We’ve all heard of the benefits of a vegan diet. If you’ve ever considered on starting but have always thought it could be difficult and unsure how to go around it ensuring you still get enough nutrients daily. F45’s Global Nutritionist and Director of the Challenge, Lyn Green shares her 5 tips to help you ease into starting your vegan diet.
image via pinterest
1. Be conscious of your protein intake
The most common sources of protein are from animal products, so when you switch to a vegan diet, it’s important that you become conscious of your protein intake. There are many protein-rich plant-based foods you can incorporate such as oats, green beans, quinoa, lentils, almonds and tofu.
2. Keep it colourful
Eat a rainbow of fruits and vegetables to keep your meals exciting and ensure you’re receiving a wide range of nutrients and vitamins. Try purple beets for immune-boosting vitamin C, red tomatoes for heart-healthy lycopene and blueberries to improve memory function.
3. Choose whole grains over refined grains
Vegan diets tend to be less calorific, so you may find that you’re hungrier more often. If you choose whole grains such as brown rice and quinoa over white pasta and bread, the additional fibre will keep you fuller for longer. Plus, it has the added benefit of iron and vitamin B.
4. Plan out your meals and prepare in advance
To ensure you never get caught without a vegan food option, plan, prepare and cook your plant-based meals ahead of time.
5. Join a community
For vegan recommendations, inspiration and motivation, join a community of like-minded vegans. This could involve following a few vegan blogs, joining a Facebook group.
Things to think about – i.e. protein supplements, meal supplements etc.
Supplements may be necessary to ensure your body is receiving all the essential vitamins and minerals. In particular, B12, as there are very few plant-based sources of food containing enough B12 to reach your daily recommended intake. Your doctor can do a blood test to measure you’re B12 levels and recommend an appropriate daily supplement.
Another one to be conscious of is vitamin D, which is usually found in fatty fish and dairy products. Sunlight is a great source of vitamin D, however it is often recommended to also take a supplement to assist in calcium absorption and support healthy bones.
Effects on a new vegan/ things to be aware of when introducing a vegan diet
Cravings are also very common when starting out your vegan journey, especially if it means cutting out dairy which is high in the sugar ‘lactose’. Try transitioning one step at a time, rather than completely overhauling your diet overnight. Look out for vegan alternatives to your favourite treats, such as coconut ice cream or no added sugar vegan chocolate.
Additionally, you may experience digestive issues when adopting a vegan diet as your gut bacteria is optimised for whatever it digests the most. Ensure there are plenty of high-fibre plant-based foods in your diet such as dark green leafy vegetables, chia seeds, flaxseeds and lentils to optimise your digestive health.

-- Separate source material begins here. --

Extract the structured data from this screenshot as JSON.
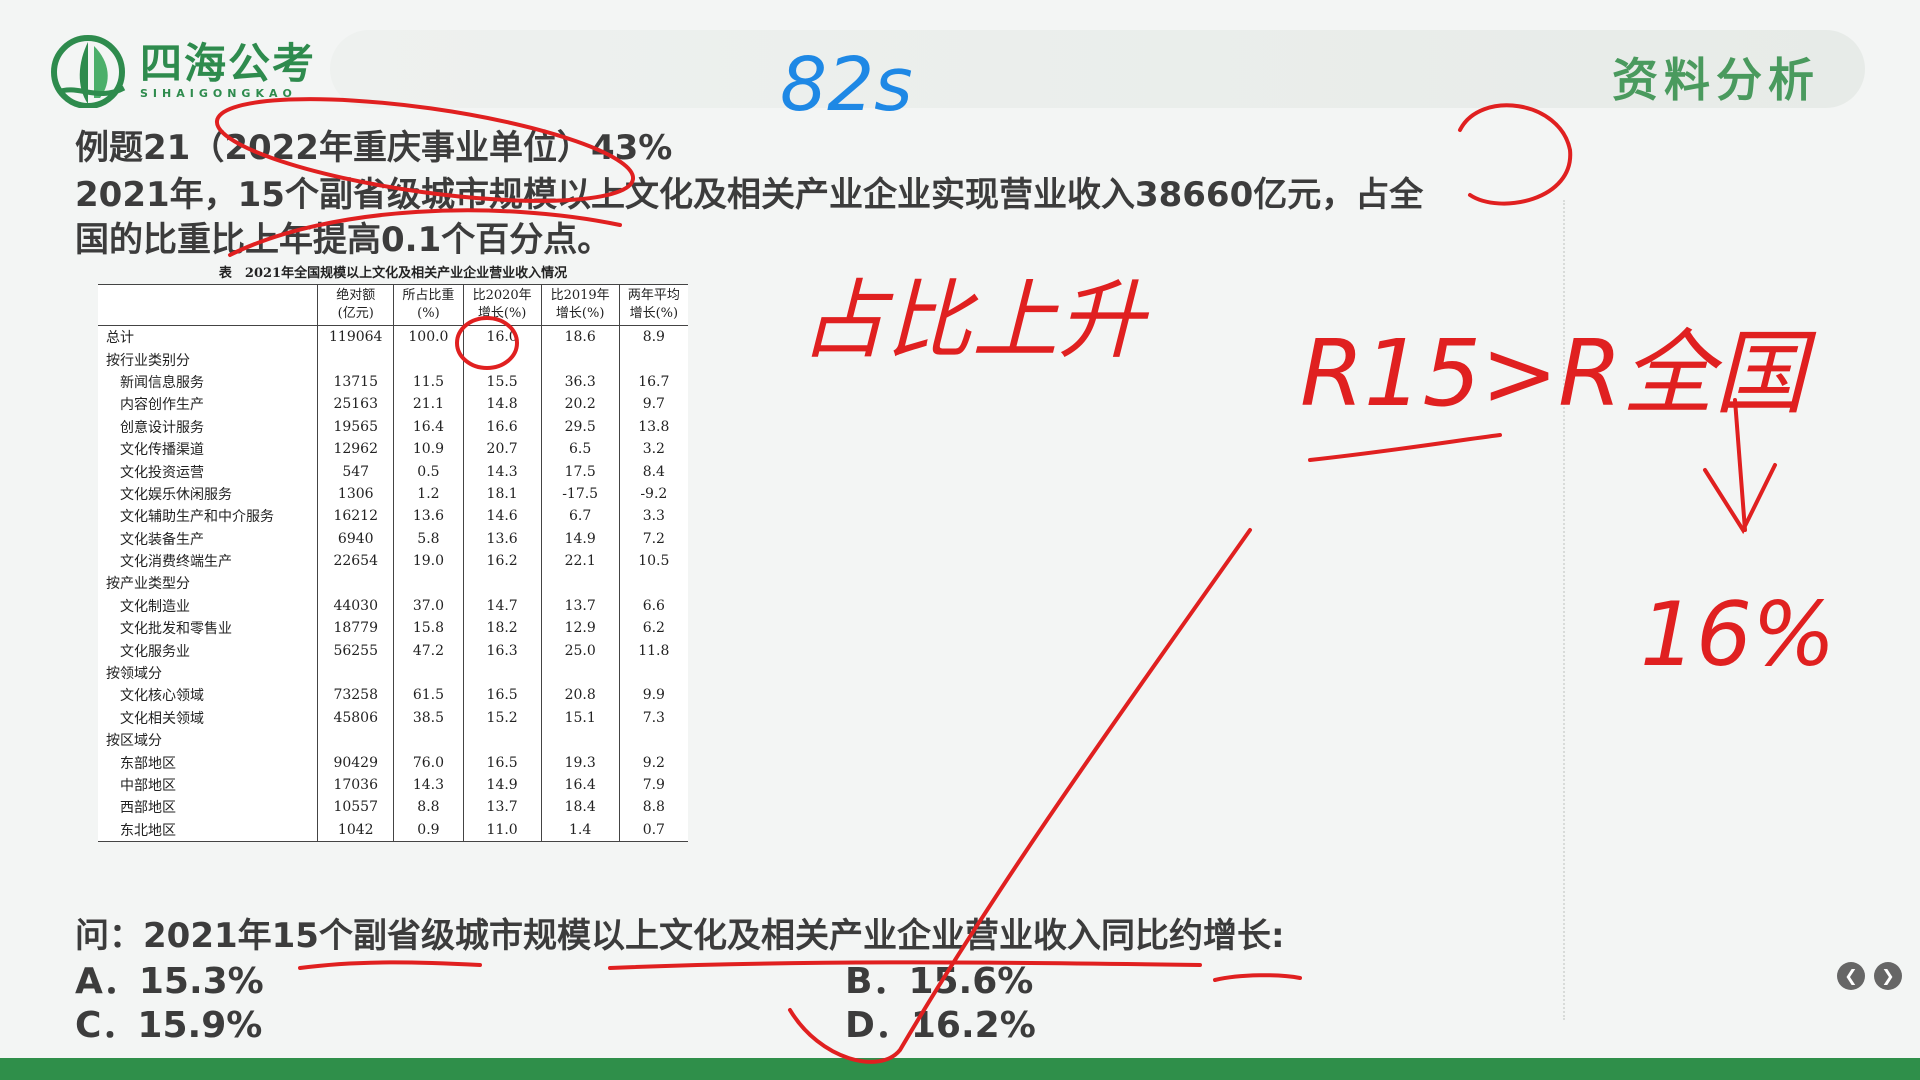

Benefits of eating a vegan diet
Research shows that a diet free from animal products is beneficial for those with obesity, high blood pressure, type 2 diabetes and cardiovascular disease. Vegandiets tend to be rich in fibre, low in saturated fat and devoid of animal protein, cholesterol and hormones – which are all linked to disease. Eating a whole food diet of vegetables, fruit, legumes, nuts and seeds provides all the essential protein, vitamins and minerals the body requires. Veganism is also better for the planet, with lots of research supporting the negative effects meat-eating has on sustainability.
Stay tuned for a vegan 5 day meal plan next week!
Catch our daily and monthly horoscopes here.